SCOTUS: Defense Lawyer Can't Refuse to File Appeal Even If Client Has Given up Appeal Rights

The client had plea agreements with "appeal waivers," but the Court said the lawyer provided ineffective assistance of counsel by failing to begin an appeal.

In Garza v. Idaho, the U.S. Supreme Court established that a lawyer provides ineffective assistance of counsel by failing to file an appeal that a client has requested even if the client has a plea agreement with an appeal waiver. (586 U.S. ___ (2019).)

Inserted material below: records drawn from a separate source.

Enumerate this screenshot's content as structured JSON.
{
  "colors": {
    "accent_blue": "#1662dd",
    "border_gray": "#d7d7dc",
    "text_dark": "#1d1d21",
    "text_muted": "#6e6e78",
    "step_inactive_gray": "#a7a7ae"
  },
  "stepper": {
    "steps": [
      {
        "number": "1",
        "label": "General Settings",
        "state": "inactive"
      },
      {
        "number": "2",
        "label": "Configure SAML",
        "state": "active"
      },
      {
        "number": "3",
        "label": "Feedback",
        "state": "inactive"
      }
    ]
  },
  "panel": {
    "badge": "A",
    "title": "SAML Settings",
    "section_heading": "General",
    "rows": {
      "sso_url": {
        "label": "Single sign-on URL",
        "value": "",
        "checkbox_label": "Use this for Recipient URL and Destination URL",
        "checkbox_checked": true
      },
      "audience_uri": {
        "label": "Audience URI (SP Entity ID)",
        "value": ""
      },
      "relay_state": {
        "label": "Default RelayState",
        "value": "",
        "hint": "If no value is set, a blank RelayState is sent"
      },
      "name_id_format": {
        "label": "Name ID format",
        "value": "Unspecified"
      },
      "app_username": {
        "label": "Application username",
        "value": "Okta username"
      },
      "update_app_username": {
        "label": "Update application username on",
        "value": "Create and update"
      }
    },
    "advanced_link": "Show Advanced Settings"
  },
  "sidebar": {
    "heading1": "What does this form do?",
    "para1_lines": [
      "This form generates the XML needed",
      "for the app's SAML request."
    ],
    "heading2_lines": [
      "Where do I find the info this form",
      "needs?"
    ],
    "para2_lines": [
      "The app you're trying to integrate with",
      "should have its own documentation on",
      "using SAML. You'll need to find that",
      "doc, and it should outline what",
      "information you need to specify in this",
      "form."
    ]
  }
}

In the Garza case, the defendant had signed two plea agreements, each of which had language saying that he "waive[d] his right to appeal." After his plea and sentencing, he told his lawyer that he wanted to appeal. The lawyer never filed the appeal, and the deadline for doing so passed.

The Supreme Court explained that appeals are sometimes possible even after a defendant has signed an appeal waiver. It stated that it's ineffective assistance of counsel for a lawyer to, through objectively poor representation, lose a chance to appeal that the defendant would have taken. The Court further explained that that rule is true even if the defendant has signed an appeal waiver.

For more on the case, see our article on conditional appeals and appealing after pleading guilty.

Effective date: February 27, 2019